Printmaking originated in China after paper was invented around AD 105. Relief printing appeared in Europe in the 15th Century, when the process of papermaking was imported from the East.
Example of SCREEN PRINTING, courtesy of The Contemporary Austin Art School.
Example of RELIEF, Annalise Gratovich’s process pic of Borderland, courtesy of the artist.
Example of INTAGLIO on a feather, Ann “Sole Sister” Johnson’s Nesting Joel, courtesy of Women & Their Work
Desktop printers and what folks refer to as “art prints” have helped dilute the term printmaking, so it can be confusing. Printmaking refers to woodcuts, etchings, lithographs, screen prints, linocuts (remember these from middle school?), plus a slew of other types and variations. Printmakers consider these works to be original prints, as opposed to digital reproductions. Though printmaking is usually about making multiples—to confuse things there is a printmaking technique that only makes one print—the artist’s hand is involved in every one.
To learn more about various printmaking techniques, visit this great video tutorial below by Khan Academy, Created by the Museum of Modern Art.
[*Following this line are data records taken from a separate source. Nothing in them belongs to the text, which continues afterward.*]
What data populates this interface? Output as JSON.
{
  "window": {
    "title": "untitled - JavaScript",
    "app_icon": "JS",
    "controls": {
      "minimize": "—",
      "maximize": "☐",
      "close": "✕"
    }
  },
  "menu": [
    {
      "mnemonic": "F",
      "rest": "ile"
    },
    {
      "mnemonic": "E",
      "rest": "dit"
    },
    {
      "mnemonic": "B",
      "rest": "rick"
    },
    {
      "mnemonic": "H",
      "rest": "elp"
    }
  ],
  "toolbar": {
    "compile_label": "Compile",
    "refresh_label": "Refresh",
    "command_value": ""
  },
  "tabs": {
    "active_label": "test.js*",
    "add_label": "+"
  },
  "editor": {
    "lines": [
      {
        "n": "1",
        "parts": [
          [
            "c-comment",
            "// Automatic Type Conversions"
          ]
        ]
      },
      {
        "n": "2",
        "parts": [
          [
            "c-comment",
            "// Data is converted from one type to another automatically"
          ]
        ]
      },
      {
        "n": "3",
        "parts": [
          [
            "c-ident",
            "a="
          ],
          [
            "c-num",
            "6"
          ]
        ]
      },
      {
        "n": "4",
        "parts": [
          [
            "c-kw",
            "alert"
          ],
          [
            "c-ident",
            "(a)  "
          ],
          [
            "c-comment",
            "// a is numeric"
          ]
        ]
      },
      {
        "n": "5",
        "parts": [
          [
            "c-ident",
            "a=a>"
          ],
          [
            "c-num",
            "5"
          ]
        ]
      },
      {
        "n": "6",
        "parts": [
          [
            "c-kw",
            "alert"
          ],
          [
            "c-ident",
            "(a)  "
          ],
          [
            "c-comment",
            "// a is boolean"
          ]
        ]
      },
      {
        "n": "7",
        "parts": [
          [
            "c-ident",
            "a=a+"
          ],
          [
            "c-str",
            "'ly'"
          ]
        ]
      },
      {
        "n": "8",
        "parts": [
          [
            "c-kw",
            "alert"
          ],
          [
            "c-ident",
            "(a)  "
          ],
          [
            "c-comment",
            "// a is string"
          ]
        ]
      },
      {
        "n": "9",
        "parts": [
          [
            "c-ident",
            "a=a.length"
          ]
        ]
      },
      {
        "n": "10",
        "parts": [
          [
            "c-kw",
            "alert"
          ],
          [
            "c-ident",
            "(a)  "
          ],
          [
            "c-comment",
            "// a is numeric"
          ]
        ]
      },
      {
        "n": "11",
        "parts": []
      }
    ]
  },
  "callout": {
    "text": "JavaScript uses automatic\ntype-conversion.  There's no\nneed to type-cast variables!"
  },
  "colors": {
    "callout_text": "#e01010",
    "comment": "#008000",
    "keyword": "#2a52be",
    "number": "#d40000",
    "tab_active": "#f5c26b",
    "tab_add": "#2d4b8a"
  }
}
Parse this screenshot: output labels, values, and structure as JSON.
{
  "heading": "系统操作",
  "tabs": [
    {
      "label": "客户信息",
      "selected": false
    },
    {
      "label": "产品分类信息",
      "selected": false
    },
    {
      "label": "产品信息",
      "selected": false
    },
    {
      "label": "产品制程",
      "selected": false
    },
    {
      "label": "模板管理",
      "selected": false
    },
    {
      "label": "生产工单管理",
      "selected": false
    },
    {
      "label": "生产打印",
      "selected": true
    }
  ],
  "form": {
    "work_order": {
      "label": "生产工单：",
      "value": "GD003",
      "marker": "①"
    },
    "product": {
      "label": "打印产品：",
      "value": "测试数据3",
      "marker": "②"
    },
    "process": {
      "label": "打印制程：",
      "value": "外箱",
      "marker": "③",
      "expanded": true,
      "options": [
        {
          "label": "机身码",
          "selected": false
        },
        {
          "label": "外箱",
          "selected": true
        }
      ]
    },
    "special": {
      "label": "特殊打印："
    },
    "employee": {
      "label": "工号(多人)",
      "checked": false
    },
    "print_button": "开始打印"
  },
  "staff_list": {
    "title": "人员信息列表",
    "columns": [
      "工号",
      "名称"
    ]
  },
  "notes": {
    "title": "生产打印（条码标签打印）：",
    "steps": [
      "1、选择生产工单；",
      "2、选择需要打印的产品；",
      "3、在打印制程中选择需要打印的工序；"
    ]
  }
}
Printmaking is a technical art form that’s harder to understand than painting, but since it’s so cool, it deserves its own festival. PrintAustin Collective is a non-profit organization that aims to educate folks on printmaking while helping to promote artists and galleries with the same goal. We hold our annual festival–(we named it after ourselves!) PrintAustin–from January 15 through February 15, where participating galleries showcase prints, as well as hold workshops, artist talks, and art happenings that our organization helps to promote. As part of the festival, PrintAustin Collective hosts events including The Contemporary Print and PrintEXPO where we seek participation from printmaking artists. Are you an artist? Check out our Open Calls.
For more information on printmaking, you can find a plethora of tutorials on YouTube, including the process video below of our board member Ben Munoz, printing one of his large scale woodcuts.